Dark Mofo is an annual Tasmanian art festival that has been scheduled to return in June. It has dropped one of its headlining exhibitions. The festival – notorious for its provocative and often taboo subject matters – rarely backs down from controversy as it prides itself on darker themes that celebrate the southern winter solstice. However, the pagan inspired midwinter festival has admitted guilt and apologised after a week-long controversy, centred around one of its art projects by Santiago Sierra.
Earlier this month, a promotional image was posted by organisers on behalf of the artist which ignited criticisms against Sierra, his proposed artwork titled the Union Flag, and the festival’s curators. The post served as an exclusive invitation to First Nation Australians. The simplicity of four bold words printed in black, donned on a red background, exclaimed that – WE WANT YOUR BLOOD. The caption read how “expressions of interest are now open to First Nations peoples from countries claimed by the British Empire…who reside in Australia. Participants will be invited to donate a small amount of blood to the artwork, facilitated by a medical professional before the festival”.
Though it has since been removed, the Dark Mofo website explained that the “Spanish artist Santiago Sierra will immerse the Union Jack in the blood of its colonised territories.” The blood would be voluntarily donated by First Nations peoples. Despite the organiser’s claims of support from local lutruwita (Tasmanian) Aborigines, the overwhelming response to Union Flag has been negative and deemed deeply offensive. Furthermore, the exploitation of Indigenous bodies to fulfil a violent fantasy reveals an ignorance that negates the reality of how trauma is transgenerational.
Given this lack of consideration, Indigenous Elders, artists, scholars, politicians, activists and allies mobilised an unrelenting campaign against the exhibition. Specifically, they protested against the rhetoric that Dark Mofo’s decision to hold Sierra’s instalment was confronting because of its “groundbreaking conceptual practice”. Instead, counter-arguments recognised how Union Flag was neither innovative nor ‘decolonising’ but rather, resembled “shock jock art“.
“A coloniser artist intending to produce art with the actual blood of colonised people is abusive, colonising and re-traumatising. The idea is disgusting and terrible and should not have been considered,” tweeted the Noongar writer Claire Coleman. Gomeroi journalist Madeline Hayman-Reber relayed her distaste by asserting, “our blood is sacred, your art is not. How about centring Blak voices rather than white artists.”
In a similar vein, the prolific Indigenous rapper and artist – Briggs – simply commented on the festival’s original post that “we already gave you enough blood.” It cannot be overlooked how Dark Mofo choose to promote a non-Indigenous artist in place of local Indigenous talent. This reveals what Māori artist Kira Puru perceives as an omission of “no First Nations folks in your curational/consulting teams.” Additionally, she tweeted how “Sierra’s works are notoriously expensive and to choose to give this piece a platform to tell the story of our First Nations peoples rather than elevating local Indigenous voices reeks of colonial bs in and of itself.”

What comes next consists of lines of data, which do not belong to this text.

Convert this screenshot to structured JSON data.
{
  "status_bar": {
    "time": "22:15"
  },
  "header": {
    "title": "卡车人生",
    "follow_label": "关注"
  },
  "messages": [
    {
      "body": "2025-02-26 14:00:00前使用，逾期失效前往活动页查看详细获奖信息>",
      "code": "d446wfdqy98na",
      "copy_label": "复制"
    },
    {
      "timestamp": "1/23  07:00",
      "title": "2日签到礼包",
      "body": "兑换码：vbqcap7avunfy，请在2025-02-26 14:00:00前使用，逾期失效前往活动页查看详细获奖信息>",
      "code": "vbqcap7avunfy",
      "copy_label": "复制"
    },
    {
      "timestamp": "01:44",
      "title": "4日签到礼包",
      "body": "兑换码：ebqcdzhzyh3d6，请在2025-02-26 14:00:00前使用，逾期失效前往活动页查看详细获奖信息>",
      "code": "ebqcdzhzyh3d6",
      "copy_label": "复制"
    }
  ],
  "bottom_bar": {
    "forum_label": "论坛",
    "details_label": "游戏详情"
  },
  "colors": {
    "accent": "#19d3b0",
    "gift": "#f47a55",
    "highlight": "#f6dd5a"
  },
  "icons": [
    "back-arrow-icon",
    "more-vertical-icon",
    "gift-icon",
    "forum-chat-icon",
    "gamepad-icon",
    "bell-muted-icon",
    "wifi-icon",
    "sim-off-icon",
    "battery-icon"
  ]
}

The Creative Director of Dark Mofo initially defended the plans to immerse the British flag in Indigenous Australians’ blood. He invoked the Spanish artist’s words that Union Flag stood as a statement “against colonialism”. Citing the complexities of Sierra’s art, organisers “understood, respect[ed] and appreciate[d] the many diverse views in relation to this confronting project.”
Leigh Carmichael further justified that “self-expression is a fundamental human right, and we support artists to make and present their work regardless of their nationality or cultural background’. However, this position was not held for long. Following his defence, Dark Mofo later posted on social media that Sierra’s project would not proceed. Carmichael also claimed it was a “mistake” that he had “hurt” Indigenous communities, signing off by offering his apologies to First Nations people.
As mentioned earlier, Dark Mofo is no stranger to controversy. Previous art instalments publicly displayed several large inverted red crosses erected across prominent waterfront positions. Another light installation – which used artificial fog, surround sound, and strobe lighting – was closed after seven people had suffered seizures. In 2017, registered attendees could watch a three-hour show – marketed as “a bloody sacrificial ritual” – where performers stripped naked, bound themselves on wooden crosses and stretchers. At some point in the performance, they engaged with a slaughtered bull. The reviews were mixed.
It is clear that Dark Mofo’s organisers and curators sought to retain and remind audiences of their ‘edgy’ status. As summarised by Trawlwoolway/Plangermaireener artist Jamie Graham-Blair “Indigenous bodies are not tools to be used by colonisers. We are not props for your white guilt art.” Considering that the Dark Mofo 2020 festival was cancelled due to COVID, Sierra’s Union Flag was not only a successful attempt to drum up publicity for the upcoming festival but also, as a tone-deaf attempt to stay relevant.